AUSTIN — Attractive as ornamentals and functional in some applications, invasive aquatic plants can also pose a threat to the state’s natural resources. To provide appropriate opportunities for use of certain non-native aquatic plants and algae without risking impacts to the state’s natural resources, the Texas Parks and Wildlife Department is looking for help compiling a prospective list of exotics that could be allowed for sale in Texas.
The department has been directed by the Texas Legislature to finalize an approved list of exotic aquatic plant species by the end of the year. Currently, TPWD maintains a prohibited list to restrict importation and possession of aquatic exotic plants in Texas. This requires continued monitoring and revision of the list as new species are introduced.
In addition to gathering input on commercially traded species from stakeholders who buy and sell exotic aquatic plants, TPWD is looking to get input from the public during a series of open meetings in March (see schedule below). A draft listing of exotic aquatic plants under consideration for sale in Texas can be found at http://www.tpwd.state.tx.us/business/feedback/public_comment/proposals/exotic_aquatic_plants/.
TPWD plans to conduct a risk analysis of prospective plant species to determine which ones might be included in an acceptable list. By creating an approved plant list, the department and plant enthusiasts can work collectively to protect the state’s natural resources by allowing only those species that pose minimal or no threat to the environment.
“We believe this approach is the most efficient way to prevent the introduction of invasive exotics into the ecosystem,” said Dr. Earl Chilton, TPWD’s exotic vegetation program manager. “Most folks want to do what’s right for the environment and knowing which exotic aquatics are acceptable will hopefully eliminate inadvertent introduction.”
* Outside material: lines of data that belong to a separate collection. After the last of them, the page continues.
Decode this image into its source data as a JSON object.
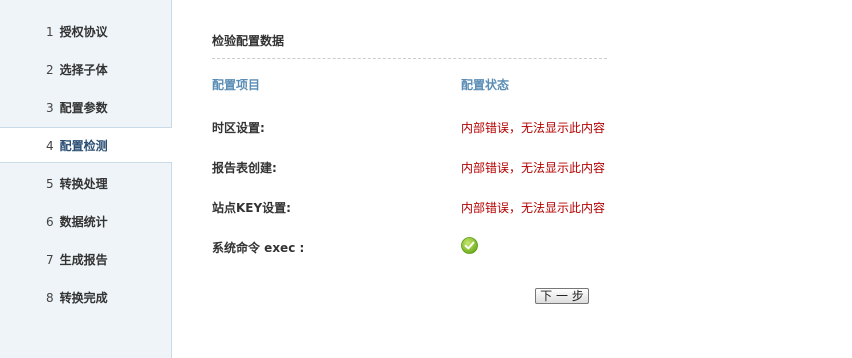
{
  "sidebar": {
    "items": [
      {
        "num": "1",
        "label": "授权协议",
        "active": false
      },
      {
        "num": "2",
        "label": "选择子体",
        "active": false
      },
      {
        "num": "3",
        "label": "配置参数",
        "active": false
      },
      {
        "num": "4",
        "label": "配置检测",
        "active": true
      },
      {
        "num": "5",
        "label": "转换处理",
        "active": false
      },
      {
        "num": "6",
        "label": "数据统计",
        "active": false
      },
      {
        "num": "7",
        "label": "生成报告",
        "active": false
      },
      {
        "num": "8",
        "label": "转换完成",
        "active": false
      }
    ]
  },
  "main": {
    "title": "检验配置数据",
    "columns": {
      "item": "配置项目",
      "status": "配置状态"
    },
    "rows": [
      {
        "label": "时区设置:",
        "status": "内部错误，无法显示此内容"
      },
      {
        "label": "报告表创建:",
        "status": "内部错误，无法显示此内容"
      },
      {
        "label": "站点KEY设置:",
        "status": "内部错误，无法显示此内容"
      },
      {
        "label": "系统命令 exec :",
        "status_icon": "check-icon"
      }
    ],
    "next_button": "下 一 步"
  },
  "colors": {
    "sidebar_bg": "#eef4f8",
    "active_text": "#2a4f73",
    "column_head": "#5a8db5",
    "error_text": "#b40000",
    "ok_green": "#8cc63f"
  }
}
The introduction of harmful exotic (invasive) plant species into Texas and throughout the U.S. has been on the increase in recent years. Collectively, these species can and do have tremendous negative impacts on our environment and our economy. Costs associated with control and eradication of invasive species (terrestrial and aquatic) in the United States has been estimated at more than $100 billion annually.